**Provided entries**.
────────────────────

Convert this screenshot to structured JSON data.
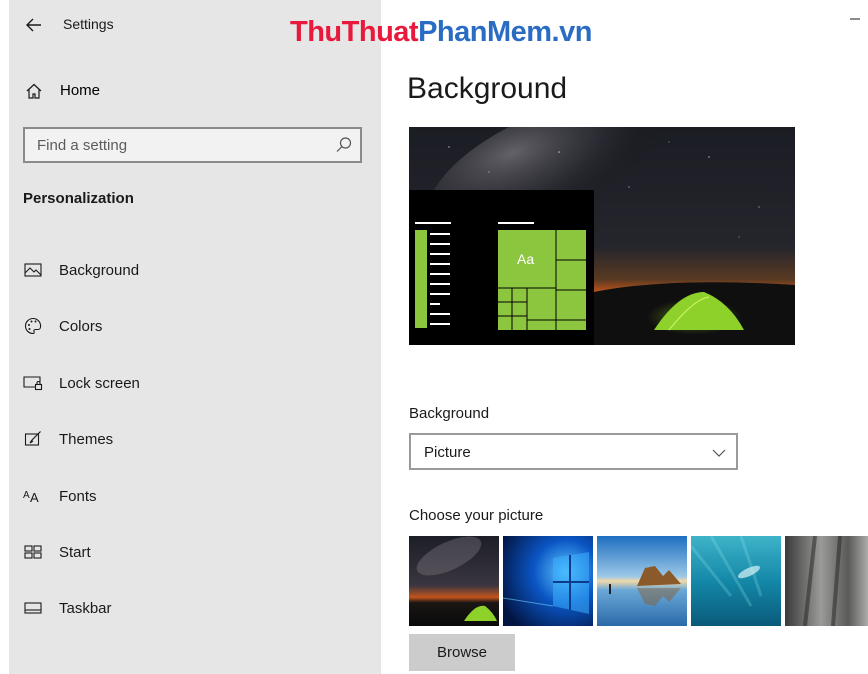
{
  "window": {
    "title": "Settings",
    "back_icon": "back-arrow-icon",
    "minimize_icon": "minimize-icon"
  },
  "watermark": {
    "part1": "ThuThuat",
    "part2": "PhanMem.vn",
    "color1": "#e8193c",
    "color2": "#2a6cc4"
  },
  "sidebar": {
    "home_label": "Home",
    "search_placeholder": "Find a setting",
    "section_title": "Personalization",
    "items": [
      {
        "label": "Background",
        "icon": "picture-icon"
      },
      {
        "label": "Colors",
        "icon": "palette-icon"
      },
      {
        "label": "Lock screen",
        "icon": "lock-screen-icon"
      },
      {
        "label": "Themes",
        "icon": "brush-icon"
      },
      {
        "label": "Fonts",
        "icon": "font-icon"
      },
      {
        "label": "Start",
        "icon": "start-icon"
      },
      {
        "label": "Taskbar",
        "icon": "taskbar-icon"
      }
    ]
  },
  "main": {
    "title": "Background",
    "preview": {
      "tile_text": "Aa",
      "accent": "#8cc63f"
    },
    "background_label": "Background",
    "background_value": "Picture",
    "choose_label": "Choose your picture",
    "browse_label": "Browse"
  }
}
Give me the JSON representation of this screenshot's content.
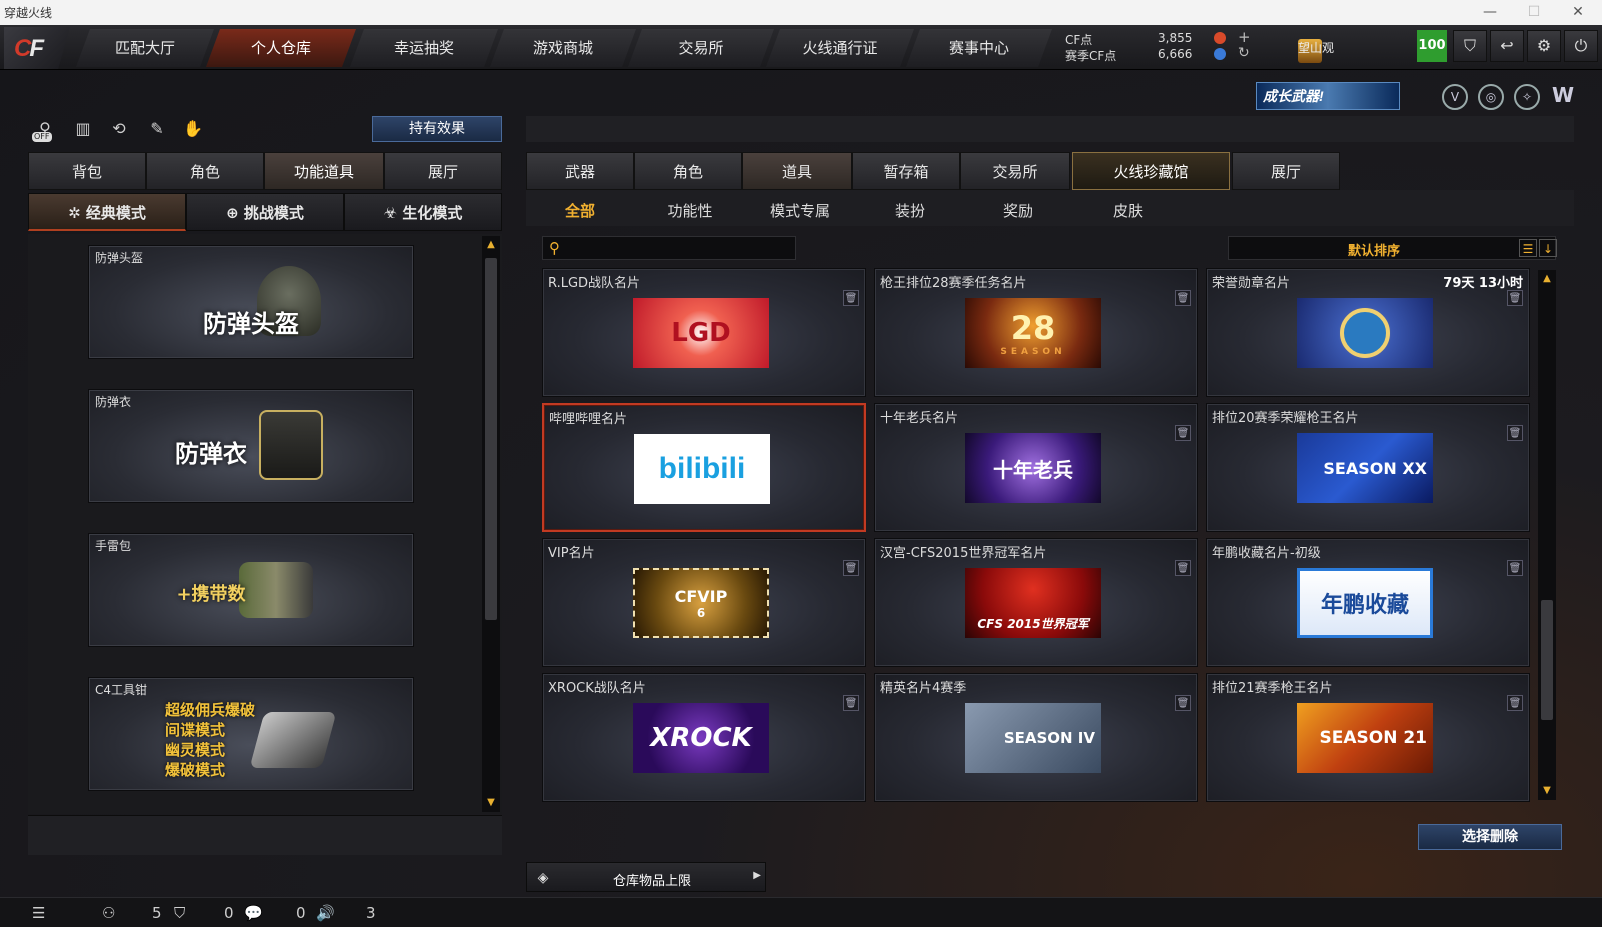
{
  "window": {
    "title": "穿越火线",
    "minimize": "—",
    "maximize": "☐",
    "close": "✕"
  },
  "topnav": {
    "logo": "CF",
    "tabs": [
      "匹配大厅",
      "个人仓库",
      "幸运抽奖",
      "游戏商城",
      "交易所",
      "火线通行证",
      "赛事中心"
    ],
    "active_index": 1
  },
  "currency": {
    "cf_label": "CF点",
    "cf_value": "3,855",
    "season_label": "赛季CF点",
    "season_value": "6,666",
    "plus": "+",
    "refresh": "↻"
  },
  "player": {
    "name": "望山观",
    "level": "100"
  },
  "top_icons": [
    "shield-icon",
    "return-icon",
    "gear-icon",
    "power-icon"
  ],
  "growth_banner": "成长武器!",
  "left_panel": {
    "hold_effect": "持有效果",
    "off_label": "OFF",
    "tabs": [
      "背包",
      "角色",
      "功能道具",
      "展厅"
    ],
    "active_tab": 2,
    "modes": [
      "经典模式",
      "挑战模式",
      "生化模式"
    ],
    "active_mode": 0,
    "items": [
      {
        "name": "防弹头盔",
        "big": "防弹头盔"
      },
      {
        "name": "防弹衣",
        "big": "防弹衣"
      },
      {
        "name": "手雷包",
        "big": "+携带数"
      },
      {
        "name": "C4工具钳",
        "lines": [
          "超级佣兵爆破",
          "间谍模式",
          "幽灵模式",
          "爆破模式"
        ]
      }
    ]
  },
  "right_panel": {
    "tabs": [
      "武器",
      "角色",
      "道具",
      "暂存箱",
      "交易所",
      "火线珍藏馆",
      "展厅"
    ],
    "active_tab": 2,
    "special_tab": 5,
    "sub_tabs": [
      "全部",
      "功能性",
      "模式专属",
      "装扮",
      "奖励",
      "皮肤"
    ],
    "active_sub": 0,
    "search_placeholder": "",
    "sort_label": "默认排序",
    "cards": [
      {
        "name": "R.LGD战队名片",
        "img": "LGD",
        "time": ""
      },
      {
        "name": "枪王排位28赛季任务名片",
        "img": "28",
        "sub": "SEASON",
        "time": ""
      },
      {
        "name": "荣誉勋章名片",
        "img": "",
        "time": "79天 13小时"
      },
      {
        "name": "哔哩哔哩名片",
        "img": "bilibili",
        "time": ""
      },
      {
        "name": "十年老兵名片",
        "img": "十年老兵",
        "time": ""
      },
      {
        "name": "排位20赛季荣耀枪王名片",
        "img": "SEASON XX",
        "time": ""
      },
      {
        "name": "VIP名片",
        "img": "CFVIP",
        "sub": "6",
        "time": ""
      },
      {
        "name": "汉宫-CFS2015世界冠军名片",
        "img": "CFS 2015世界冠军",
        "time": ""
      },
      {
        "name": "年鹏收藏名片-初级",
        "img": "年鹏收藏",
        "time": ""
      },
      {
        "name": "XROCK战队名片",
        "img": "XROCK",
        "time": ""
      },
      {
        "name": "精英名片4赛季",
        "img": "SEASON IV",
        "time": ""
      },
      {
        "name": "排位21赛季枪王名片",
        "img": "SEASON 21",
        "time": ""
      }
    ],
    "selected_card": 3,
    "select_delete": "选择删除",
    "capacity_label": "仓库物品上限"
  },
  "status_bar": {
    "friends": "5",
    "clan": "0",
    "chat": "0",
    "voice": "3"
  },
  "colors": {
    "accent": "#f0b030",
    "active_nav": "#7a2a1a",
    "selected": "#c23a22",
    "level_green": "#2f9d2f"
  }
}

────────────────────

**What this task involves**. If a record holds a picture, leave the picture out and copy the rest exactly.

**Answer to this exercise**.
Convert this screenshot to structured JSON data.
{
  "window": {
    "title": "Settings",
    "back_icon": "back-arrow-icon",
    "minimize_icon": "minimize-icon"
  },
  "watermark": {
    "part1": "ThuThuat",
    "part2": "PhanMem.vn",
    "color1": "#e8193c",
    "color2": "#2a6cc4"
  },
  "sidebar": {
    "home_label": "Home",
    "search_placeholder": "Find a setting",
    "section_title": "Personalization",
    "items": [
      {
        "label": "Background",
        "icon": "picture-icon"
      },
      {
        "label": "Colors",
        "icon": "palette-icon"
      },
      {
        "label": "Lock screen",
        "icon": "lock-screen-icon"
      },
      {
        "label": "Themes",
        "icon": "brush-icon"
      },
      {
        "label": "Fonts",
        "icon": "font-icon"
      },
      {
        "label": "Start",
        "icon": "start-icon"
      },
      {
        "label": "Taskbar",
        "icon": "taskbar-icon"
      }
    ]
  },
  "main": {
    "title": "Background",
    "preview": {
      "tile_text": "Aa",
      "accent": "#8cc63f"
    },
    "background_label": "Background",
    "background_value": "Picture",
    "choose_label": "Choose your picture",
    "browse_label": "Browse"
  }
}
Give me the JSON representation of this screenshot's content.
{
  "window": {
    "title": "穿越火线",
    "minimize": "—",
    "maximize": "☐",
    "close": "✕"
  },
  "topnav": {
    "logo": "CF",
    "tabs": [
      "匹配大厅",
      "个人仓库",
      "幸运抽奖",
      "游戏商城",
      "交易所",
      "火线通行证",
      "赛事中心"
    ],
    "active_index": 1
  },
  "currency": {
    "cf_label": "CF点",
    "cf_value": "3,855",
    "season_label": "赛季CF点",
    "season_value": "6,666",
    "plus": "+",
    "refresh": "↻"
  },
  "player": {
    "name": "望山观",
    "level": "100"
  },
  "top_icons": [
    "shield-icon",
    "return-icon",
    "gear-icon",
    "power-icon"
  ],
  "growth_banner": "成长武器!",
  "left_panel": {
    "hold_effect": "持有效果",
    "off_label": "OFF",
    "tabs": [
      "背包",
      "角色",
      "功能道具",
      "展厅"
    ],
    "active_tab": 2,
    "modes": [
      "经典模式",
      "挑战模式",
      "生化模式"
    ],
    "active_mode": 0,
    "items": [
      {
        "name": "防弹头盔",
        "big": "防弹头盔"
      },
      {
        "name": "防弹衣",
        "big": "防弹衣"
      },
      {
        "name": "手雷包",
        "big": "+携带数"
      },
      {
        "name": "C4工具钳",
        "lines": [
          "超级佣兵爆破",
          "间谍模式",
          "幽灵模式",
          "爆破模式"
        ]
      }
    ]
  },
  "right_panel": {
    "tabs": [
      "武器",
      "角色",
      "道具",
      "暂存箱",
      "交易所",
      "火线珍藏馆",
      "展厅"
    ],
    "active_tab": 2,
    "special_tab": 5,
    "sub_tabs": [
      "全部",
      "功能性",
      "模式专属",
      "装扮",
      "奖励",
      "皮肤"
    ],
    "active_sub": 0,
    "search_placeholder": "",
    "sort_label": "默认排序",
    "cards": [
      {
        "name": "R.LGD战队名片",
        "img": "LGD",
        "time": ""
      },
      {
        "name": "枪王排位28赛季任务名片",
        "img": "28",
        "sub": "SEASON",
        "time": ""
      },
      {
        "name": "荣誉勋章名片",
        "img": "",
        "time": "79天 13小时"
      },
      {
        "name": "哔哩哔哩名片",
        "img": "bilibili",
        "time": ""
      },
      {
        "name": "十年老兵名片",
        "img": "十年老兵",
        "time": ""
      },
      {
        "name": "排位20赛季荣耀枪王名片",
        "img": "SEASON XX",
        "time": ""
      },
      {
        "name": "VIP名片",
        "img": "CFVIP",
        "sub": "6",
        "time": ""
      },
      {
        "name": "汉宫-CFS2015世界冠军名片",
        "img": "CFS 2015世界冠军",
        "time": ""
      },
      {
        "name": "年鹏收藏名片-初级",
        "img": "年鹏收藏",
        "time": ""
      },
      {
        "name": "XROCK战队名片",
        "img": "XROCK",
        "time": ""
      },
      {
        "name": "精英名片4赛季",
        "img": "SEASON IV",
        "time": ""
      },
      {
        "name": "排位21赛季枪王名片",
        "img": "SEASON 21",
        "time": ""
      }
    ],
    "selected_card": 3,
    "select_delete": "选择删除",
    "capacity_label": "仓库物品上限"
  },
  "status_bar": {
    "friends": "5",
    "clan": "0",
    "chat": "0",
    "voice": "3"
  },
  "colors": {
    "accent": "#f0b030",
    "active_nav": "#7a2a1a",
    "selected": "#c23a22",
    "level_green": "#2f9d2f"
  }
}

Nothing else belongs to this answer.